BEGIN Information given

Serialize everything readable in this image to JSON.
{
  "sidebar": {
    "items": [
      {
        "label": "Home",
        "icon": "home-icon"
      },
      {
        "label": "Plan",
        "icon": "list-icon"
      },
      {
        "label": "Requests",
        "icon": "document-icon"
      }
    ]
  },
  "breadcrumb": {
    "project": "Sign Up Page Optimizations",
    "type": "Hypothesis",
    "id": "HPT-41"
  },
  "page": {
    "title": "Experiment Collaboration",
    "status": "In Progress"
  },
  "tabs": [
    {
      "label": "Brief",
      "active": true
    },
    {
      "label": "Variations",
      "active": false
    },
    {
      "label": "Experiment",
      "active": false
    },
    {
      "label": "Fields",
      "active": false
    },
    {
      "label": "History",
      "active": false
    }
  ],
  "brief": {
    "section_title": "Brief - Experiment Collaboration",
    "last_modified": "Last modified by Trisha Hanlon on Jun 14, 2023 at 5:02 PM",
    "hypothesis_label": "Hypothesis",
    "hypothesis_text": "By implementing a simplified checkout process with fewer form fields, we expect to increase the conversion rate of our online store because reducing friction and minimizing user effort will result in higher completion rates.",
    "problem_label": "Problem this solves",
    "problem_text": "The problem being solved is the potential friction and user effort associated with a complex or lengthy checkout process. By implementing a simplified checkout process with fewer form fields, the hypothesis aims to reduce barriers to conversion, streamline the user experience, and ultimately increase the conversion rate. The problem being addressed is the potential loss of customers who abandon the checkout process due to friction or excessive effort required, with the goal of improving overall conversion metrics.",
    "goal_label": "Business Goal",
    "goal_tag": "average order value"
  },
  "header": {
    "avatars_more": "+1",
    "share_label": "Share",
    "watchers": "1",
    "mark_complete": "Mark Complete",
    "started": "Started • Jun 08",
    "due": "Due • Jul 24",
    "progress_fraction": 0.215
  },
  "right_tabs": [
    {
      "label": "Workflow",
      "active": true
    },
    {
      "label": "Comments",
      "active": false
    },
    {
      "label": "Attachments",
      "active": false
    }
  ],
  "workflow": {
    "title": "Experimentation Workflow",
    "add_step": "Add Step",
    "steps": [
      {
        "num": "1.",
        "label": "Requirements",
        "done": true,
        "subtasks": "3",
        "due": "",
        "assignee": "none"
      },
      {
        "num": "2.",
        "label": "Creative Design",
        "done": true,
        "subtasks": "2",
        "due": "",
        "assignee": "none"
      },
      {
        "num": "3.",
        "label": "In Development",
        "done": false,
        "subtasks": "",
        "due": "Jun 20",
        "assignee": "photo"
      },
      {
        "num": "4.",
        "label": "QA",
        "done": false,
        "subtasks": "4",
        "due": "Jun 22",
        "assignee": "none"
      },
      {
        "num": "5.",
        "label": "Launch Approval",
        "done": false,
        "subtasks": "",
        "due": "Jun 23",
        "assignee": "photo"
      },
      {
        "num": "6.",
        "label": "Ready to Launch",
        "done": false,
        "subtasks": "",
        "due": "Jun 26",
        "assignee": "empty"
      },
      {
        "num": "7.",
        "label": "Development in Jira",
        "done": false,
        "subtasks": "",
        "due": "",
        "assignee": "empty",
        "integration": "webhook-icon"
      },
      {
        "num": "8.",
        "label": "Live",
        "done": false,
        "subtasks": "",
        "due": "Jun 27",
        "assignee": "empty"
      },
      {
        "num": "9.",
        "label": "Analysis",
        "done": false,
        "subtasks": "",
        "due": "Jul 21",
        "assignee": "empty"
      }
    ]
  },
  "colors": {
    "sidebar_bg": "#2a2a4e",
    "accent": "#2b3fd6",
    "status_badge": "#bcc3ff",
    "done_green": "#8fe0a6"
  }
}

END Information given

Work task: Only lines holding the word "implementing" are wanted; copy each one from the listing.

Response box:
    "hypothesis_text": "By implementing a simplified checkout process with fewer form fields, we expect to increase the conversion rate of our online store because reducing friction and minimizing user effort will result in higher completion rates.",
    "problem_text": "The problem being solved is the potential friction and user effort associated with a complex or lengthy checkout process. By implementing a simplified checkout process with fewer form fields, the hypothesis aims to reduce barriers to conversion, streamline the user experience, and ultimately increase the conversion rate. The problem being addressed is the potential loss of customers who abandon the checkout process due to friction or excessive effort required, with the goal of improving overall conversion metrics.",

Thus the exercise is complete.